__ASSIGNED TASK__: The records below must be reproduced exactly, excluding any pictures.

═══ EXERCISE DATA

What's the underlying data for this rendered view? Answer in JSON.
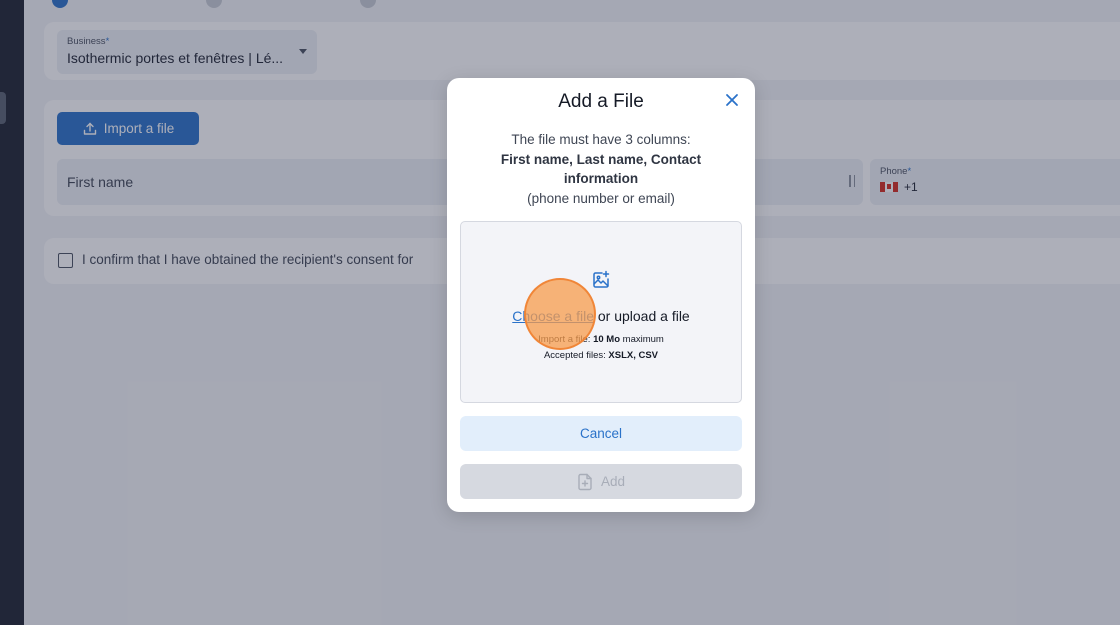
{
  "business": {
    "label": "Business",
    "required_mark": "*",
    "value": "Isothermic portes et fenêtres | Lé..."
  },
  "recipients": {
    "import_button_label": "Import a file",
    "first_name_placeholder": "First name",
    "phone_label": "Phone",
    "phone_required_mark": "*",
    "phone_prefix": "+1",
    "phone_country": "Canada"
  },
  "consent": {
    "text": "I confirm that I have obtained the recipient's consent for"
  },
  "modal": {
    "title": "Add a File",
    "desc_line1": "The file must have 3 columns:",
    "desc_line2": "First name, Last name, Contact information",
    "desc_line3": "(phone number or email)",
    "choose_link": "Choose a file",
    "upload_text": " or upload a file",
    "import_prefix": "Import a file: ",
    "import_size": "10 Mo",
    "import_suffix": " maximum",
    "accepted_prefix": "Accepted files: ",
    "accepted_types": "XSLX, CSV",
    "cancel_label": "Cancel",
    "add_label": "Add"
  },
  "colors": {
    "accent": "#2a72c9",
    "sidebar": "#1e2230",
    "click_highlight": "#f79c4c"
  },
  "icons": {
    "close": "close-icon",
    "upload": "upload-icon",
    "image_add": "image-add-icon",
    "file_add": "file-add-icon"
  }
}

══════

__WRITTEN ANSWER__:
What's the underlying data for this rendered view? Answer in JSON.
{
  "business": {
    "label": "Business",
    "required_mark": "*",
    "value": "Isothermic portes et fenêtres | Lé..."
  },
  "recipients": {
    "import_button_label": "Import a file",
    "first_name_placeholder": "First name",
    "phone_label": "Phone",
    "phone_required_mark": "*",
    "phone_prefix": "+1",
    "phone_country": "Canada"
  },
  "consent": {
    "text": "I confirm that I have obtained the recipient's consent for"
  },
  "modal": {
    "title": "Add a File",
    "desc_line1": "The file must have 3 columns:",
    "desc_line2": "First name, Last name, Contact information",
    "desc_line3": "(phone number or email)",
    "choose_link": "Choose a file",
    "upload_text": " or upload a file",
    "import_prefix": "Import a file: ",
    "import_size": "10 Mo",
    "import_suffix": " maximum",
    "accepted_prefix": "Accepted files: ",
    "accepted_types": "XSLX, CSV",
    "cancel_label": "Cancel",
    "add_label": "Add"
  },
  "colors": {
    "accent": "#2a72c9",
    "sidebar": "#1e2230",
    "click_highlight": "#f79c4c"
  },
  "icons": {
    "close": "close-icon",
    "upload": "upload-icon",
    "image_add": "image-add-icon",
    "file_add": "file-add-icon"
  }
}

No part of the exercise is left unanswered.